A 529 plan is also superior for financial aid. Assets in a 529 plan do not count against a child when they apply for financial aid, while UGMA / UTMA assets do. In normal circumstances I would recommend a 529 plan for the “primary” funding for a child’s education, and not a UGMA / UTMA.
The Trust Issue:
While I will concede that there are legitimate objections to individual stocks vs. mutual funds / ETF’s (risk of diversification, lack of ability to beat the market in the long run) and UGMA / UTMA vs. 529 plans (tax inefficiences, the fact that 529 plans do not count against financial aid limits) I do not accept the “trust” argument that I frequently hear, which comes down to:
“How do you know that the child won’t just waste the money once they come of age and have full control?”
In a nutshell, you don’t know that this won’t happen. But if you work with someone and they have an investment stake in the money included in the fund, it seems unlikely that a child who is now an adult that you worked with for years would all the sudden become totally irresponsible and just “blow” the money. It COULD happen, but why would you plan for that? Is this how much faith that you have in your child? Remember, they didn’t just receive this money, they contributed to the investment, and had a significant stake in directing the outcome of the investments. I really think it is wise to hope for the best.
Topics In This Blog:
Topics covered in this blog will include:
- Basics of stock markets
- Working with your brokerage account
- Factors to look for in selecting investments
- Impact of taxation
- Stocks we are including in our portfolio (remember – DO YOUR OWN RESEARCH)
- Other general financial advice

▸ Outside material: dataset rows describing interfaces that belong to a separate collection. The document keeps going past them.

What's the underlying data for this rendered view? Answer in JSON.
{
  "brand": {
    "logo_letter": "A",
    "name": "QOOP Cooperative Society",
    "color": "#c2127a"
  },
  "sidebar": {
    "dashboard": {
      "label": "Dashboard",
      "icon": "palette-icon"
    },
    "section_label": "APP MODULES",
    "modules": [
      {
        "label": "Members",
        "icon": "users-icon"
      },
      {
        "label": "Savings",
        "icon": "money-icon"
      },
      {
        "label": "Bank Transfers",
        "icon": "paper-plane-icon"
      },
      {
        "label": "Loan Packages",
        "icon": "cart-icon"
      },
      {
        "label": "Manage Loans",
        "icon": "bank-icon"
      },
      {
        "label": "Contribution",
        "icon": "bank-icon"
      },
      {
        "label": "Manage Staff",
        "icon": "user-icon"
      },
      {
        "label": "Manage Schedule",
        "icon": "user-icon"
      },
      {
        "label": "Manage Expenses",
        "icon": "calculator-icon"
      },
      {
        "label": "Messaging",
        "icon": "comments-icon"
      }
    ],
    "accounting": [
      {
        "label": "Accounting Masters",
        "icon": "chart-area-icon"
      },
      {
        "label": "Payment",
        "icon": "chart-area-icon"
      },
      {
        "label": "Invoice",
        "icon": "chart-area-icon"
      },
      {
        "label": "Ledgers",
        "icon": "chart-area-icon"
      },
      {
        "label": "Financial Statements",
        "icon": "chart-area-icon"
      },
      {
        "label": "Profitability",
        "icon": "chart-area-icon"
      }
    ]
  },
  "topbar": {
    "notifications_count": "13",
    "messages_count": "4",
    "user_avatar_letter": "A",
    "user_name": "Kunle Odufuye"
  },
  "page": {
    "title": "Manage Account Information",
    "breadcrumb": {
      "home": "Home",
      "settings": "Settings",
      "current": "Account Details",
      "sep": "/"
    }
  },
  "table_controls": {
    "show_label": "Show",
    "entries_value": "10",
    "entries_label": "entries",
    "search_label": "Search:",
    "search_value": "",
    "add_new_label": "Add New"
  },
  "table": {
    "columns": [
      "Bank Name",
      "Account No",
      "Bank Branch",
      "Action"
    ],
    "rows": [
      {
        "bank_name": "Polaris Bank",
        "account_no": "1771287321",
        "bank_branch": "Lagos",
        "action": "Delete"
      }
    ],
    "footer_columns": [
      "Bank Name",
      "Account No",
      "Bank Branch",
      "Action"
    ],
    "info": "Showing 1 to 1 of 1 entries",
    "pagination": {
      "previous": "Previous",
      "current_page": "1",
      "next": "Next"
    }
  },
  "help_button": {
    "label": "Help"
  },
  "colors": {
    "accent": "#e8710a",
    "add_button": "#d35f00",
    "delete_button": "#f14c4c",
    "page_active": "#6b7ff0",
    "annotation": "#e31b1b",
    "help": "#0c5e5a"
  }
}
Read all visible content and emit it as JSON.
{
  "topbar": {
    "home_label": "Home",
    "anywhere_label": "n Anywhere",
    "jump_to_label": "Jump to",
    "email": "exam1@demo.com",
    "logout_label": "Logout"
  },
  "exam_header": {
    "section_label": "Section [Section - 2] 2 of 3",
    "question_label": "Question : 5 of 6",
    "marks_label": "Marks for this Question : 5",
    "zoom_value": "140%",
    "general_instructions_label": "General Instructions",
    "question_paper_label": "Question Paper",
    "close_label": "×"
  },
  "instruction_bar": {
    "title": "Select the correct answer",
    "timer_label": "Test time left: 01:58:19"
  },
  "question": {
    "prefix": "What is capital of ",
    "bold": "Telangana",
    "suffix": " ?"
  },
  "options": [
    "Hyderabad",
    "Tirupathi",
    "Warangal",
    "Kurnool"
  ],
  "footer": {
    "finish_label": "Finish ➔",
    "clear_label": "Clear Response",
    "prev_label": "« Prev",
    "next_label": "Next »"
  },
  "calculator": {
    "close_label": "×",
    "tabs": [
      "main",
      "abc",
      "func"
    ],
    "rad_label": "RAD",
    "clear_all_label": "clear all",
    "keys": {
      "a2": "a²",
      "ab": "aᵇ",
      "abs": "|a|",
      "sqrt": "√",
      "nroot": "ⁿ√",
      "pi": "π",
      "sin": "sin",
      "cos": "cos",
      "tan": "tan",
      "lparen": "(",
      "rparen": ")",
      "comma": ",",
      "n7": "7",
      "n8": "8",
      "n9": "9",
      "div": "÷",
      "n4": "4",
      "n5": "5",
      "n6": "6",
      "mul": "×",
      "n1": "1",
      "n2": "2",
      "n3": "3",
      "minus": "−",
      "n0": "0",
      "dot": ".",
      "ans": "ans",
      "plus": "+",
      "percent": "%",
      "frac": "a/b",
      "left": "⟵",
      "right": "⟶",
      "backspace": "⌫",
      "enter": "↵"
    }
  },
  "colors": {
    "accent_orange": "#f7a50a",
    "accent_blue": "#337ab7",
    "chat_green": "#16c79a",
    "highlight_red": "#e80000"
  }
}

Others may “join” this site in the future… I have a lot of friends in the investment world and they may also want to help educate others. I finally got a friend to join me, Dan From Madison, and it really has livened the place up a lot.